The term geocache comes from the word cache—a hiding place for a group of things—and geo, which means earth. A person hides an object in an accessible area—woods, parking lots, parks, tourist areas and buildings.

The object’s coordinates are marked on a geocaching app.

When you open your map you see all the geocaches people have hidden. Simply select one and follow the map to find the object.

“It’s almost like a scavenger hunt,” says Jeremy Marshall, director of Ontario County Veterans Services Agency, who enjoys geocaching with his wife, Emily, confidential secretary to the director of Ontario County Human Resources, and their two children Kaytlin, 14, and Chase, 11.

Geocache items can be as small as an old film canister or as large as an ammo box. They can be hidden in obvious places or tucked into well-camouflaged nooks and crannies. All items share one commonality: They hold a piece of paper where you mark your name and date indicating that you found the geocache. Then you return it for the next person.

Sometimes a geocache holds a prize. Money might be in a brand new geocache while others provide a trinket exchange. Sometimes a geocache will contain a “travel bug,” a dog tag marked with a serial number allowing people to track its progress online.

Always an Adventure

Marshall admits that when he first heard of geocaching he was not impressed. Four years ago, Chase went geocaching on a camping trip with some friends. He returned and begged his dad to go.

“Honestly, it sounded kind of dumb,” Marshall says. “But we downloaded the app and ended up having a lot of fun.”

These days, whenever Marshall’s family has some spare time or wants to do something together, they go geocaching. His teenage daughter loves to go, making it a great way for Marshall to spend time with her.

The family moved from Watertown to Farmington three years ago. And geocaching has helped them get outside and learn about the area.
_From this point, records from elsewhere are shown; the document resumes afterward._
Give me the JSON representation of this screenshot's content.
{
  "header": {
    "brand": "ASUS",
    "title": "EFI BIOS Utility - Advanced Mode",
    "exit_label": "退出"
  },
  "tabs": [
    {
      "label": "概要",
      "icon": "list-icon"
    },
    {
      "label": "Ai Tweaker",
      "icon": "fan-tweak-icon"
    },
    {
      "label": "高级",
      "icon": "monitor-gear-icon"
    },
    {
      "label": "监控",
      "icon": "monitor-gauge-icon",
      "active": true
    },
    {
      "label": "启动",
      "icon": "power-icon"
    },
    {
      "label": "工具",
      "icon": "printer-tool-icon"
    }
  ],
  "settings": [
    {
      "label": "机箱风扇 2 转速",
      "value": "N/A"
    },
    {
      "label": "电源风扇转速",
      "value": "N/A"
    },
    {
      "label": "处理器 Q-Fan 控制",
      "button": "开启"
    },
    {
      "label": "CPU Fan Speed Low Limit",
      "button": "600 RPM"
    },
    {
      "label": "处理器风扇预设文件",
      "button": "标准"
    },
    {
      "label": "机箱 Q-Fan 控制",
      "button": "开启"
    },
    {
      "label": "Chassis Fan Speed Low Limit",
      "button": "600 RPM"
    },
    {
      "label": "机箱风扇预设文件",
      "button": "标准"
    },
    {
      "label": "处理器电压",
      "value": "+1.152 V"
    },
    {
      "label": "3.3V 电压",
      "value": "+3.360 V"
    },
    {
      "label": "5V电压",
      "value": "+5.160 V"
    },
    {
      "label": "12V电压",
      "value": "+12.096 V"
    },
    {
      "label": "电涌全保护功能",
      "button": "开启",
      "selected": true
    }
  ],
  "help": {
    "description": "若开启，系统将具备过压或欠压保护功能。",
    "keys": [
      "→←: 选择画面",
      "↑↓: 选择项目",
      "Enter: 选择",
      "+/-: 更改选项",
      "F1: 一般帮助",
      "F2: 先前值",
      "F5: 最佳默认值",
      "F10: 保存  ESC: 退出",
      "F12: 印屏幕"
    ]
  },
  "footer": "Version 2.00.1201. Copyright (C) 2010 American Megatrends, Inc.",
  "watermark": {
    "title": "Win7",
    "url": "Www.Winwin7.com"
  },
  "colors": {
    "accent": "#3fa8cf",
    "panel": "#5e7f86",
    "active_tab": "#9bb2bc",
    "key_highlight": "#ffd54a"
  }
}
“One geocache led us to a neat hiking trail. Another one took us to a waterfall,” Marshall says. “There are some in Grimes Glen that will really make you get some exercise.”